The technology can also be used in hydrogen production – a sector that the UCP and NDP agree will play a important role in Alberta’s economic future.

Canada is one of the world’s top hydrogen producers, and the bulk of it is made in Alberta from natural gas. Light, storable and energy-dense, it produces no emissions of pollutants or greenhouse gases when used as a fuel. However, the current production method comes with a heavy environmental footprint. It’s mostly used in the refining and industrial sectors, but that’s expected to soon expand further into transportation, power generation and heating. The UCP and NDP both want to pivot to a cleaner version in which emissions are captured via CCUS, making the end product easier to sell on the world market.

The UCP would likely build off a hydrogen road map it released in 2021, which focuses on reducing investment risk and creating market demand. The NDP says it will study a potential hydrogen export pipeline, and develop hydrogen hubs and incentive programs.

Petrochemicals are also high on the energy agenda for both parties.

The UCP, for example, cites the Alberta Petrochemicals Incentive Program (APIP) it introduced in 2020, which has provided funding for projects by Inter Pipeline, Dow Chemical and Air Products.

APIP reconfigured a program introduced four years earlier by the NDP government, which provided royalty credits to encourage companies to build manufacturing facilities that turn Alberta’s fossil-fuel feedstocks into more valuable products such as plastics, fabrics and fertilizers. The UCP offered grants, rather than royalty credits, and broadened the program to encompass any new petrochemical facility. The NDP says it would expand the program if elected.

An exploration of UCP energy policy must also include a controversial oil and gas well cleanup plan, formerly called RStar, which would provide incentives to fossil-fuel companies to clean up their inactive wells. Critics, including the NDP, have labelled it a royalty giveaway that would compensate industry for work it is mandated to do.

The NDP’s election platform contains numerous energy-related planks, including a plan that would help expedite approval wait times for new projects. The Performance Fast Pass, modelled on a proposal by the Alberta Business Council, would allow companies with a proven track record of compliance with rules and regulations to receive faster regulatory services. The NDP also wants to revive a 30-per-cent Alberta Investor Tax Credit it introduced when it was in power from 2015 to 2019. The credit would be available for capital investments in sectors such as clean energy technology.

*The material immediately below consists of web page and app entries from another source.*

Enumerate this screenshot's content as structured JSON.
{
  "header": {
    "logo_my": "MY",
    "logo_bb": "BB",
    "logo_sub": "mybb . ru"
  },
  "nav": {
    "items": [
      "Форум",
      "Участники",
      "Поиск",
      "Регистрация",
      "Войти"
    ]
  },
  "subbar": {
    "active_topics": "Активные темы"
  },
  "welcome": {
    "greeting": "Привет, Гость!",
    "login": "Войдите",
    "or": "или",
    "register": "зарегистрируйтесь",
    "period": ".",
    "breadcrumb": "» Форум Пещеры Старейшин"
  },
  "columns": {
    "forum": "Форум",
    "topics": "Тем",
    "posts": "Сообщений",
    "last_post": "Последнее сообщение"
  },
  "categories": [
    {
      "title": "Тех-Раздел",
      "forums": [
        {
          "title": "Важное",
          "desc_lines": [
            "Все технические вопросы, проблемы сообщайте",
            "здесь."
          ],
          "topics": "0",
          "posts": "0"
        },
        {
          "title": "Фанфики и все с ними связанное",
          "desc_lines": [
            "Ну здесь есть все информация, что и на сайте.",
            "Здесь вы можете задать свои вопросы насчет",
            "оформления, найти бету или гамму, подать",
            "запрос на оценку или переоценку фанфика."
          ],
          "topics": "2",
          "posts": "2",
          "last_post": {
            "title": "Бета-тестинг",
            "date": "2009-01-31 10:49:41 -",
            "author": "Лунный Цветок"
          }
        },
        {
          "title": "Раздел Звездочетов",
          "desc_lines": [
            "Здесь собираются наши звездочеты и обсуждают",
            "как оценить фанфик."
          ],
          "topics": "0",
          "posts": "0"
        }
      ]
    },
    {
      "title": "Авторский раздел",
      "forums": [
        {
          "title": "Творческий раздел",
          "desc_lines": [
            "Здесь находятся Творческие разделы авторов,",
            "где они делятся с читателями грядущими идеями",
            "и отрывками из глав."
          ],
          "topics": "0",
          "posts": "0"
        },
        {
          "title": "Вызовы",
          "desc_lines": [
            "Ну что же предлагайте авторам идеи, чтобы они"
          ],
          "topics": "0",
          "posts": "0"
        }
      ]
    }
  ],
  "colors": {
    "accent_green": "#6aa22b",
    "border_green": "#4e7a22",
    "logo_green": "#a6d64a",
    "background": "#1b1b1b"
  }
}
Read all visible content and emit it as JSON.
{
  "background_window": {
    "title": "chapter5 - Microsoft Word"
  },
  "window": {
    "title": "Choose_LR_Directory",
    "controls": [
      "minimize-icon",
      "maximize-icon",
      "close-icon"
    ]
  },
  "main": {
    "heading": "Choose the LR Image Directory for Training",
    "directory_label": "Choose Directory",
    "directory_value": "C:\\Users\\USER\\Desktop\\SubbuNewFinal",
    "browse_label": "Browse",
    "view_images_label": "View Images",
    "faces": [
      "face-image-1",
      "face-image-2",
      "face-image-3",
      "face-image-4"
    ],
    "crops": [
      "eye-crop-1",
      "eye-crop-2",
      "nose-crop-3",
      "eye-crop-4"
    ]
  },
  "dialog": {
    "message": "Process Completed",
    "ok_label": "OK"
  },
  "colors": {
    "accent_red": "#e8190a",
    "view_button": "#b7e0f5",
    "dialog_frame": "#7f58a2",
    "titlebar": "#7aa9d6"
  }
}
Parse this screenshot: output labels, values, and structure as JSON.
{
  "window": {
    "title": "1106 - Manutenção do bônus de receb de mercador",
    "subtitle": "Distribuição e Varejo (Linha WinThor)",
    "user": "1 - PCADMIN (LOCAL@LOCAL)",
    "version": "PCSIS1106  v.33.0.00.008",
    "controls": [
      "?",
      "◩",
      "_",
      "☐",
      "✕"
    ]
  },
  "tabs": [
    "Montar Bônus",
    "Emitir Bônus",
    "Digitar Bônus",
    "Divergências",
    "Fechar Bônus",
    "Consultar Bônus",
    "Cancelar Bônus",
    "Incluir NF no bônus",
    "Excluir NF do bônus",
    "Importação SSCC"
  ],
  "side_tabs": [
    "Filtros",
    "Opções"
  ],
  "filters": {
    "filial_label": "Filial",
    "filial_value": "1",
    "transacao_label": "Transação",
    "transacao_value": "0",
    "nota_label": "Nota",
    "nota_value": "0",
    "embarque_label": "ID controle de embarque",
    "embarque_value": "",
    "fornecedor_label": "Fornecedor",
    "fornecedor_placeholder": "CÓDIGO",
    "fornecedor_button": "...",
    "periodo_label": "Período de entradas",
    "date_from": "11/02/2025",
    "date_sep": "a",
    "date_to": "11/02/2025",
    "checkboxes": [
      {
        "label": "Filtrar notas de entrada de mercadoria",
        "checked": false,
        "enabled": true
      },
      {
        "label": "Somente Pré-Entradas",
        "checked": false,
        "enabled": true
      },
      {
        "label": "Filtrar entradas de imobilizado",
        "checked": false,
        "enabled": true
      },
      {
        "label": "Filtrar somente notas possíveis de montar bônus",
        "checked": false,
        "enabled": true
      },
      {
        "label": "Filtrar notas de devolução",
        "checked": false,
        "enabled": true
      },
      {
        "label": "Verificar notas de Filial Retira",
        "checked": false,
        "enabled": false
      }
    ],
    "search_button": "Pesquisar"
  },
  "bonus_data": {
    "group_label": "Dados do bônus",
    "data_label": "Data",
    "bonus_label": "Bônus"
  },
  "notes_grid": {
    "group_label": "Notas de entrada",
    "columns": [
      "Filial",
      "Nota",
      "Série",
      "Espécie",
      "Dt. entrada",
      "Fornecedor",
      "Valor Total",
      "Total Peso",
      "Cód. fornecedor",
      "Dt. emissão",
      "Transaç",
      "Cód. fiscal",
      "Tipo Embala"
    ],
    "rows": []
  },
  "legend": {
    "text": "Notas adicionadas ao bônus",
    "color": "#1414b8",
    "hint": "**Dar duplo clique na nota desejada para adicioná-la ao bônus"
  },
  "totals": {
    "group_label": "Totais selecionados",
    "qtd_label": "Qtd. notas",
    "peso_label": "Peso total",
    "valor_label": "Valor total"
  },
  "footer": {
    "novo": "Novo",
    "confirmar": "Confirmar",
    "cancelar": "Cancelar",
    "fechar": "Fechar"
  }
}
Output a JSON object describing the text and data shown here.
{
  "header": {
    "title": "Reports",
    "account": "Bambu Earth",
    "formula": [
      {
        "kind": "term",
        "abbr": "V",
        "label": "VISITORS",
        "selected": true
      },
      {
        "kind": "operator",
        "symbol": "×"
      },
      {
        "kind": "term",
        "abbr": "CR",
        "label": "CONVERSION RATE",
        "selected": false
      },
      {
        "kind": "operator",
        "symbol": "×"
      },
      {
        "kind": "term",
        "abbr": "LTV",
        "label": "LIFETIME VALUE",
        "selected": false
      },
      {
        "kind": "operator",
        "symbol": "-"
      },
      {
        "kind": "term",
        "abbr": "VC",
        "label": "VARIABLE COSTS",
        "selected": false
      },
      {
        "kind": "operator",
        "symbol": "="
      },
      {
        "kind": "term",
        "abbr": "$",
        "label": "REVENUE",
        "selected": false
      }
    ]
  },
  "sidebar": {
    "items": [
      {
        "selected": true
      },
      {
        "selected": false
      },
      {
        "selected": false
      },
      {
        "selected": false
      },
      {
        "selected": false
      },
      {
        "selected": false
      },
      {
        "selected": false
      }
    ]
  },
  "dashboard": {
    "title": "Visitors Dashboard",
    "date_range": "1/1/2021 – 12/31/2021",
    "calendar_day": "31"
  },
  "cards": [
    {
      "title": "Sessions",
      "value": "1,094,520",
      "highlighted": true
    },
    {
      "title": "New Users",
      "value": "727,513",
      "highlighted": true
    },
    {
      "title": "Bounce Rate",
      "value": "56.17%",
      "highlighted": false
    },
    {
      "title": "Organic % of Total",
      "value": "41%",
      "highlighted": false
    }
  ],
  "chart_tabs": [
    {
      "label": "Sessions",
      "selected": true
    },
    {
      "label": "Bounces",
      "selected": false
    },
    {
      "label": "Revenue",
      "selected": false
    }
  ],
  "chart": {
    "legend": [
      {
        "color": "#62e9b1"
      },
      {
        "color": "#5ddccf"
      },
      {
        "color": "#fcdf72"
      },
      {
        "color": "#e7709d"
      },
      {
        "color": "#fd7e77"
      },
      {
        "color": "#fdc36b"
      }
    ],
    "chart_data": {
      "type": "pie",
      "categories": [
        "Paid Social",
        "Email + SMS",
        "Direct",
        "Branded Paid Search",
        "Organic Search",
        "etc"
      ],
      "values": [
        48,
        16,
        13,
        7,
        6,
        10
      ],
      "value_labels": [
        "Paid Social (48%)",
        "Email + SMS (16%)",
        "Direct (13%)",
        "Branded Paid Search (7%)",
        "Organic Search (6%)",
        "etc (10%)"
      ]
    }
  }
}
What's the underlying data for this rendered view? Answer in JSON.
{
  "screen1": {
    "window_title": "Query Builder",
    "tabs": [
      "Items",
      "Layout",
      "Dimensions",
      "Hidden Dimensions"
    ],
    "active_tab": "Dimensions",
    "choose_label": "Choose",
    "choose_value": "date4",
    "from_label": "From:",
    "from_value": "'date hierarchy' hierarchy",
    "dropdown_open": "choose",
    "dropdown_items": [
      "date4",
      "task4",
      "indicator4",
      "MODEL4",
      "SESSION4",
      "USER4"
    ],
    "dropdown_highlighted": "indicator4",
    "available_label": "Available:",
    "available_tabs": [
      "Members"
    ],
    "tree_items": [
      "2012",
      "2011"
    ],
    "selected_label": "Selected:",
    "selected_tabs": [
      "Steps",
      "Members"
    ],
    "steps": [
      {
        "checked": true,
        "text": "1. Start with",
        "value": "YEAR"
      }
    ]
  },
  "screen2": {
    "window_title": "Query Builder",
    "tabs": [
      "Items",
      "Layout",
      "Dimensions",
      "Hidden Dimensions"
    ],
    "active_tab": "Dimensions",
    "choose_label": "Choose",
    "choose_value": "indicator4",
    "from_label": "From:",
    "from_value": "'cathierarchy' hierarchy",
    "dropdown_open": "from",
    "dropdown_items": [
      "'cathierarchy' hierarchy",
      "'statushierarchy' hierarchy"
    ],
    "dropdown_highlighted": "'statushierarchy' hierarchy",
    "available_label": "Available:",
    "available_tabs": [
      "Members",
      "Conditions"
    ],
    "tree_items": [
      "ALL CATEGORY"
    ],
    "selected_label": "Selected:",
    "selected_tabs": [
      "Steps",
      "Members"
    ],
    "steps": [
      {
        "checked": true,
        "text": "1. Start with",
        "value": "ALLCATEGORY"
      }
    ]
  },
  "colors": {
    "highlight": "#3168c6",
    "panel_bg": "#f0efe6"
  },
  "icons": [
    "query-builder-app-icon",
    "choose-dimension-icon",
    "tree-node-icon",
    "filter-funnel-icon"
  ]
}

Another NDP pledge is an Alberta Future Tax Credit. Based on incentives for reducing carbon emissions under the U.S. Inflation Reduction Act, which various governments in Canada worry will draw investment stateside, it would target emerging sectors such as clean tech, critical minerals processing and alternative fuels.

The UCP, on the other hand, is targeting 2050 to reach net zero in the energy sector. The party says that moving faster on the grid’s transition will cost billions of dollars, and that natural gas must play a key long-term role in the province to ensure reliable power production.